Krishna is a lifelong animal owner and advocate. She owns and operates a small farm in upstate New York which she shares with three dogs, four donkeys, one mule, and a cat. She holds a Bachelors in Agricultural Technology and has extensive experience in animal health and welfare. When not working with her own animals and tending her farm, Krishna is helping other animal owners with behavior or management issues and teaching neighboring farmers about Regenerative Agriculture practices.

FAQs (Frequently Asked Questions) 

Why did Mammoths go Extinct?

Mammoths went extinct around 4,000 years ago. Their numbers dwindled due to human hunters, but they ultimately went extinct due climate change. The earth heated so quickly and drastically that mammoths weren’t able to adapt to the loss of habitat and food sources.

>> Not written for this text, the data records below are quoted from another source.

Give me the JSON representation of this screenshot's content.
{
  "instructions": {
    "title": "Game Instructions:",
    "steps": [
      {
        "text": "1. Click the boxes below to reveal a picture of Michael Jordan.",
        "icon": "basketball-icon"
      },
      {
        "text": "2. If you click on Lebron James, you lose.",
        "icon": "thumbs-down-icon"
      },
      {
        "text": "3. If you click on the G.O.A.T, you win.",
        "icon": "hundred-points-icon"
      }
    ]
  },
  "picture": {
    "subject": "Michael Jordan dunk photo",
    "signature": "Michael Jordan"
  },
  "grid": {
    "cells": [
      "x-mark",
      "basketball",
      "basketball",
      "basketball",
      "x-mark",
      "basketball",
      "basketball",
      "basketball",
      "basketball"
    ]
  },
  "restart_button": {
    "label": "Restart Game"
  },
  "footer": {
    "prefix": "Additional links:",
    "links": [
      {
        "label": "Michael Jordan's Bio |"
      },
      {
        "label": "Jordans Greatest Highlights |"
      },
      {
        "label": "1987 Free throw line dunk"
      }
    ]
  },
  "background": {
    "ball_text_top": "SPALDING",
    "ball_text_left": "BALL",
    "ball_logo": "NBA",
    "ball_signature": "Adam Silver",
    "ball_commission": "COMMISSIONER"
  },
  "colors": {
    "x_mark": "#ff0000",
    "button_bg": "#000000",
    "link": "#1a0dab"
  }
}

Of course, elephants did not have to adapt to changing arctic conditions during this time, as they remained in their homelands on the African and Asian continents.

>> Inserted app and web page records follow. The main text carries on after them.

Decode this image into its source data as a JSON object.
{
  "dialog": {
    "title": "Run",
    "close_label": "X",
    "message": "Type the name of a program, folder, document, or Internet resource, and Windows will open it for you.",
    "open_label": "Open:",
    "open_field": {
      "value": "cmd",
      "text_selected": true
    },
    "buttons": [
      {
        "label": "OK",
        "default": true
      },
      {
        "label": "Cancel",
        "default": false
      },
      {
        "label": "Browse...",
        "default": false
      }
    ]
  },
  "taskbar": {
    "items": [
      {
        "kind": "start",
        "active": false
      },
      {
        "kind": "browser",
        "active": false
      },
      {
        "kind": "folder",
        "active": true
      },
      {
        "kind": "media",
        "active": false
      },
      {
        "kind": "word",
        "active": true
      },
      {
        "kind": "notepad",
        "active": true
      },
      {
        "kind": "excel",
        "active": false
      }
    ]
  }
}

Where can I see Elephants?

The best (and easiest!) place to see elephants today is in a local zoo with a focus on conservation of the species.

Never fund the use of elephants for human entertainment, as often elephants in these situations are abused.

For instance, sometimes elephant rides are advertised. Elephants aren’t like horses, however—they aren’t built for carrying a human, and it hurts them to do so. They often suffer from spinal injuries, blisters, and infections.

Although performances involving animals are dying out, it’s important never to go to a show where any animal is performing “tricks” to entertain a crowd. These animals get nothing out of these performances, and are often abused behind the scenes.


How Can we Stop Elephant Extinction?

To stop elephants from becoming extinct we must support conservation efforts, take a stand against poaching, and fight climate change.

Habitat loss and poaching are the biggest threats to elephants currently.

Thank you for reading! Have some feedback for us? Contact the AZ Animals editorial team.